| WHAT IS NEEDED |
Scan the material for the word "accent" and copy each line where it occurs.

Start of THE DATA

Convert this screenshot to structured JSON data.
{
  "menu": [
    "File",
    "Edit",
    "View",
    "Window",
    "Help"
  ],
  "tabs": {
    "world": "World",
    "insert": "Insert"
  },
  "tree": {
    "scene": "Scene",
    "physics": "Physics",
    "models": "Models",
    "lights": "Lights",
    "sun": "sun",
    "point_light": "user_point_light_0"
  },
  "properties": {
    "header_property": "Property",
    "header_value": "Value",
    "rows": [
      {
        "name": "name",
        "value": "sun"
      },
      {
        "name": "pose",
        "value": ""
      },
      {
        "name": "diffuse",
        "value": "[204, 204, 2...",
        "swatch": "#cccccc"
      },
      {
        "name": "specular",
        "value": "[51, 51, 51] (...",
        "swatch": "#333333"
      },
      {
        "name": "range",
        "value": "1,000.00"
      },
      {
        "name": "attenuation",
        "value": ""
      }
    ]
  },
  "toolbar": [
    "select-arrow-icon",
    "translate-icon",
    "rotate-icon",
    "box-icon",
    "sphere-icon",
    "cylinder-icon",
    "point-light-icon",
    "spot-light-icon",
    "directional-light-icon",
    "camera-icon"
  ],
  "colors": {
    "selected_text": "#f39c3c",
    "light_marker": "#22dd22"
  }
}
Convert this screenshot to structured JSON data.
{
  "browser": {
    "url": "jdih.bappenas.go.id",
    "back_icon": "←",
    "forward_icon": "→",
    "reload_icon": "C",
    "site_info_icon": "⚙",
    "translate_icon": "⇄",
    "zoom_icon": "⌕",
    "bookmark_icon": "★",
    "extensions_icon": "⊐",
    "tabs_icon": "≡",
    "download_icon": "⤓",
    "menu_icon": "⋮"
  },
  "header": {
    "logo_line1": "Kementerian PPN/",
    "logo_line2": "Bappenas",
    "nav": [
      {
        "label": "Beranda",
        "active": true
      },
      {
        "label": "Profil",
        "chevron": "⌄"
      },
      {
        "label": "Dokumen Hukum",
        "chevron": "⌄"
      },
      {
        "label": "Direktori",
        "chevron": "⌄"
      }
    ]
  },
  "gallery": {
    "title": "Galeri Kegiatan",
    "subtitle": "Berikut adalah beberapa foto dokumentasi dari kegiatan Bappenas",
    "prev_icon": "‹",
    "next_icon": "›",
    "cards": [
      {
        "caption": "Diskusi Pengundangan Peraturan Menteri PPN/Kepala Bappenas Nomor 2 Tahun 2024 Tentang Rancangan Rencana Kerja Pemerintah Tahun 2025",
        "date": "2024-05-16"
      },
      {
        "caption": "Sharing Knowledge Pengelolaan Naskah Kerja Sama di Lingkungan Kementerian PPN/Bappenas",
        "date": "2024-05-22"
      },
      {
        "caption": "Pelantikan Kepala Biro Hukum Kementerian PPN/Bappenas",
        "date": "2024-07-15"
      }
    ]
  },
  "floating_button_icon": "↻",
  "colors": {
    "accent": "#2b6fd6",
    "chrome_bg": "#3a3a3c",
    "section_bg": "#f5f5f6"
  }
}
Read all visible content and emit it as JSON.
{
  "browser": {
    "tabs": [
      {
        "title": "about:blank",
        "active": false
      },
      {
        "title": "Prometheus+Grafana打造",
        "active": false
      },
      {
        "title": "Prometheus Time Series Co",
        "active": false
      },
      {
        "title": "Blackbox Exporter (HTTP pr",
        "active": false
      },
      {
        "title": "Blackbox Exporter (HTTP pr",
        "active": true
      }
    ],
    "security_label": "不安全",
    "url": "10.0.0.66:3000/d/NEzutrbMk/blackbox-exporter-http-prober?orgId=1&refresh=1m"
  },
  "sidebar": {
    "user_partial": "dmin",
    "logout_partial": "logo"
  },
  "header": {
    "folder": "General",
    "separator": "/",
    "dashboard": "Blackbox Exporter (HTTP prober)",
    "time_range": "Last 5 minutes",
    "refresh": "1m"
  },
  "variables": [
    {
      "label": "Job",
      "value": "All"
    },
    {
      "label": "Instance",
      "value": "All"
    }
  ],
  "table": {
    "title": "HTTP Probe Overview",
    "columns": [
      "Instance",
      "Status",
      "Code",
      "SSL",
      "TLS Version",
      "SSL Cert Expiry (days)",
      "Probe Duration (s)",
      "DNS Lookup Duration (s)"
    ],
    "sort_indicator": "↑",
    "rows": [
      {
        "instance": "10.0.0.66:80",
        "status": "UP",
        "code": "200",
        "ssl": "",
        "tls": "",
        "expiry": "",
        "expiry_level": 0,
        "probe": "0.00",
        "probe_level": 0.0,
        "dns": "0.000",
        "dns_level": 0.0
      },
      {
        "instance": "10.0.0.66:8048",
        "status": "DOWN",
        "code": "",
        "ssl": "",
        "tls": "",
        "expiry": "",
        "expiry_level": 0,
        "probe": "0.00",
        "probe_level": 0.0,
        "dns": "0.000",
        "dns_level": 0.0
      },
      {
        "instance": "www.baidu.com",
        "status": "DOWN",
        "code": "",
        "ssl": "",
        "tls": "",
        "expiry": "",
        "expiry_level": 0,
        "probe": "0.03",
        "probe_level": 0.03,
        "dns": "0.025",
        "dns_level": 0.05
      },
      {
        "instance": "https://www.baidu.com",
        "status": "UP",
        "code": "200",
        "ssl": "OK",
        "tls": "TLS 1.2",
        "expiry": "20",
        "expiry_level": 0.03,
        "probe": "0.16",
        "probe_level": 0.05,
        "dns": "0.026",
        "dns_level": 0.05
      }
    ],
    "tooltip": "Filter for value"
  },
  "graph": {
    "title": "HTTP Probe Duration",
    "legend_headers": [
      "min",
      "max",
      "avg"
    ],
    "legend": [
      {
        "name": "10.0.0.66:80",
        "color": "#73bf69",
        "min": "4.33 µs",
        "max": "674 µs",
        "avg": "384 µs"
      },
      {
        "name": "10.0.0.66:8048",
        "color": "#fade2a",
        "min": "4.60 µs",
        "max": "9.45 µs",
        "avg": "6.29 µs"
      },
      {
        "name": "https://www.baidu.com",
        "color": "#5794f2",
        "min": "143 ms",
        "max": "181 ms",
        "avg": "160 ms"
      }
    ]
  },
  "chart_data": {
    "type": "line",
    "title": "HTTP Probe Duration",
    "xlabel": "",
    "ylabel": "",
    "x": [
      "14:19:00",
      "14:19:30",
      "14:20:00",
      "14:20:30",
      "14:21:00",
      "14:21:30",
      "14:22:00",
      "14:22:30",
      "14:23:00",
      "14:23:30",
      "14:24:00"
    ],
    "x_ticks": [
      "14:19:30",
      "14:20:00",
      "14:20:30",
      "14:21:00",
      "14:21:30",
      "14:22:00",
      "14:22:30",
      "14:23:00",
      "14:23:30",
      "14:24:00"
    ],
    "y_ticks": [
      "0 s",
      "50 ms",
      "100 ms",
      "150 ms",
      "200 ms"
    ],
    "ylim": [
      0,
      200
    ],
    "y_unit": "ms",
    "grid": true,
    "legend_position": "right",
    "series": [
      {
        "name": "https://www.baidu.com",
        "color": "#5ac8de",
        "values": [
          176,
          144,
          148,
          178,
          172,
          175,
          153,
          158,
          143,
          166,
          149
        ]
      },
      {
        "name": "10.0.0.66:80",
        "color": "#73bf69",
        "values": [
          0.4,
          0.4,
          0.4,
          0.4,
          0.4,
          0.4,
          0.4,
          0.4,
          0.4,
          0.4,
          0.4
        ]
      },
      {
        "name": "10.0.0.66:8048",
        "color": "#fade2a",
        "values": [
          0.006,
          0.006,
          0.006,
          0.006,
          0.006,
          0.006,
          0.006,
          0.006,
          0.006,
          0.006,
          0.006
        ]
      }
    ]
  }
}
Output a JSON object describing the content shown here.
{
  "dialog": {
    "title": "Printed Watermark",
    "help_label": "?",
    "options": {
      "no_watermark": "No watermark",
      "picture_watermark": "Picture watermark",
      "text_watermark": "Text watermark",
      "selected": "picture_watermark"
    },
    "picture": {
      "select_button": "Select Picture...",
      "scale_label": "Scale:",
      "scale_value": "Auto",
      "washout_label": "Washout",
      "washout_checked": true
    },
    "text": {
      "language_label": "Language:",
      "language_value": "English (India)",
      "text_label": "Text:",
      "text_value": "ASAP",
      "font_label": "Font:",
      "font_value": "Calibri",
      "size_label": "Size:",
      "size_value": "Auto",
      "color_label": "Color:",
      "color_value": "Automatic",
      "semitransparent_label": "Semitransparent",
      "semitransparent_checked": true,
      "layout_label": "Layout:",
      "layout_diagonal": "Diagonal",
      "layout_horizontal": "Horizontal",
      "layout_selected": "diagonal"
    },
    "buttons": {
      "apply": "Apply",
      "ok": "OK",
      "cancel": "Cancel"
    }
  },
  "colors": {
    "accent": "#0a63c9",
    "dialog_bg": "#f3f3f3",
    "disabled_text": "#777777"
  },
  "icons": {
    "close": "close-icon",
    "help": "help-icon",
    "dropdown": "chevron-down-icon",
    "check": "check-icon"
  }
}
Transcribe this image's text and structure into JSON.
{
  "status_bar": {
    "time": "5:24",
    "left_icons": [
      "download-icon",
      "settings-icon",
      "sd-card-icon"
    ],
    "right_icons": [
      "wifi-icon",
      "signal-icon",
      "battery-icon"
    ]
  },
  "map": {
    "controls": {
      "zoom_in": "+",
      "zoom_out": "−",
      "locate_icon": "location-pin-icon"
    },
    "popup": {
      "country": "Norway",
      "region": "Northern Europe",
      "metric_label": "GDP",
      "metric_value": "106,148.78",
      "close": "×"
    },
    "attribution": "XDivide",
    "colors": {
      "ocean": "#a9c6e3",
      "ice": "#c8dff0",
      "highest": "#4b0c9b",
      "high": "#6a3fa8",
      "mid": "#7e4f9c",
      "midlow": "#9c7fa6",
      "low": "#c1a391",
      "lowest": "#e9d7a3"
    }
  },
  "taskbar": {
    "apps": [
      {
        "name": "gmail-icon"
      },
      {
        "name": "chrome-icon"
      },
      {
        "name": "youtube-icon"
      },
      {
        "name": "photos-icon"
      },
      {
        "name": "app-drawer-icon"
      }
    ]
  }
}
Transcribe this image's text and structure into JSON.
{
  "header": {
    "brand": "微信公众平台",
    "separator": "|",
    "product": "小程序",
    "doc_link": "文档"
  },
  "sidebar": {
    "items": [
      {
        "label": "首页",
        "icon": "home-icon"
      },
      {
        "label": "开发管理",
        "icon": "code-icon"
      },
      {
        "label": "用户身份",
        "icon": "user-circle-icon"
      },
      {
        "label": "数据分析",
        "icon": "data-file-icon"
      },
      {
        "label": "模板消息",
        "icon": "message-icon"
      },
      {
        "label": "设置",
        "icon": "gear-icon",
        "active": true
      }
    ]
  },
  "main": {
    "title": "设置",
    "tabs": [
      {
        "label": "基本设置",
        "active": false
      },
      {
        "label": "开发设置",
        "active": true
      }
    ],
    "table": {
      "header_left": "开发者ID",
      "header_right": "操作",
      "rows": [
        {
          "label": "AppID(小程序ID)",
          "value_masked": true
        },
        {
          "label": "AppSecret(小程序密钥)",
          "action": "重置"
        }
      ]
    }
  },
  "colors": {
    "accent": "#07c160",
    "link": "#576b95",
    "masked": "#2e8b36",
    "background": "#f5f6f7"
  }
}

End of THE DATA

| EXERCISE RESPONSE |
    "accent": "#2b6fd6",
    "accent": "#0a63c9",
    "accent": "#07c160",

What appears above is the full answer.